Around the same time in December, Amp put another portion of its cash to work in testing its device against shoulder pain following rotator cuff surgery. That study will enroll 102 patients who are randomly assigned to get the Amp device or a placebo, with a main goal of showing Amp can reduce narcotic pain medication usage during the first week. The secondary goals include things like self-reported reduction in pain severity, and improved quality of life.
It’s possible that Amp could have the results in hand before the end of the year, Dremel says, because these are relatively short trials. There are always plenty of things that can pop up in trials, even when they appear successful on the surface. Things like whether patients find it convenient to wear the device throughout the day, or whether it’s too cumbersome, or difficult to operate. There’s always inertia to fight, in a field where physicians prescribe pain meds so much they barely give it a second thought. And there are competitors here, like Irvine, CA-based VQ OrthoCare, which makes the Bionicare—although Dremel is quick to note that patients on that device need to spend many more hours using the device before seeing its benefits.

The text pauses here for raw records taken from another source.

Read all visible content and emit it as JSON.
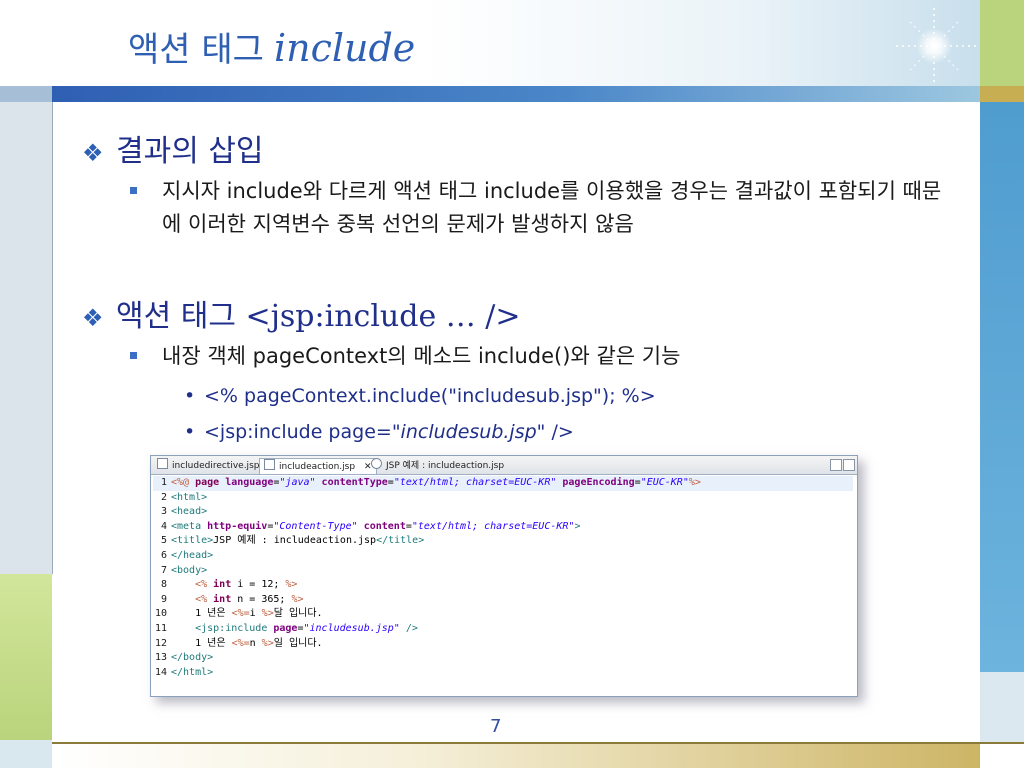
{
  "slide": {
    "title_korean": "액션 태그",
    "title_latin": "include",
    "page_number": "7"
  },
  "bullets": {
    "b1": "결과의 삽입",
    "b1_sub": "지시자 include와 다르게 액션 태그 include를 이용했을 경우는 결과값이 포함되기 때문에 이러한 지역변수 중복 선언의 문제가 발생하지 않음",
    "b2": "액션 태그 <jsp:include … />",
    "b2_sub": "내장 객체 pageContext의 메소드 include()와 같은 기능",
    "b2_items": [
      "<% pageContext.include(\"includesub.jsp\"); %>",
      "<jsp:include page=",
      "\"includesub.jsp\"",
      " />"
    ]
  },
  "editor": {
    "tabs": [
      "includedirective.jsp",
      "includeaction.jsp",
      "JSP 예제 : includeaction.jsp"
    ],
    "tab_close": "✕"
  },
  "code_text": {
    "l1_open": "<%@ ",
    "l1_page": "page ",
    "l1_a1": "language",
    "l1_v1": "\"java\"",
    "l1_a2": " contentType",
    "l1_v2": "\"text/html; charset=EUC-KR\"",
    "l1_a3": " pageEncoding",
    "l1_v3": "\"EUC-KR\"",
    "l1_close": "%>",
    "l2": "<html>",
    "l3": "<head>",
    "l4_tag": "<meta ",
    "l4_a1": "http-equiv",
    "l4_v1": "\"Content-Type\"",
    "l4_a2": " content",
    "l4_v2": "\"text/html; charset=EUC-KR\"",
    "l4_end": ">",
    "l5_t1": "<title>",
    "l5_text": "JSP 예제 : includeaction.jsp",
    "l5_t2": "</title>",
    "l6": "</head>",
    "l7": "<body>",
    "l8_open": "<% ",
    "l8_kw": "int",
    "l8_text": " i = 12; ",
    "l8_close": "%>",
    "l9_open": "<% ",
    "l9_kw": "int",
    "l9_text": " n = 365; ",
    "l9_close": "%>",
    "l10_a": "1 년은 ",
    "l10_open": "<%=",
    "l10_b": "i ",
    "l10_close": "%>",
    "l10_c": "달 입니다.",
    "l11_tag": "<jsp:include ",
    "l11_attr": "page",
    "l11_val": "\"includesub.jsp\"",
    "l11_end": " />",
    "l12_a": "1 년은 ",
    "l12_open": "<%=",
    "l12_b": "n ",
    "l12_close": "%>",
    "l12_c": "일 입니다.",
    "l13": "</body>",
    "l14": "</html>",
    "eq": "="
  },
  "colors": {
    "title": "#2f5fb3",
    "bullet_heading": "#1f2f8a",
    "accent_blue": "#3d6fc4",
    "frame_green": "#b9d47c",
    "frame_blue": "#5ba6d3",
    "frame_gold": "#c8ae52"
  }
}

Right now, Amp has just a small team of six people, while leaning on the parent company for basic business functions and the folks at Seattle-based Stratos Product Development for help with product design. But when I walked into their Westlake Center headquarters, I surmised there was room for at least 20. We’ll find out later this year whether Amp will be in position to fill some of those desks.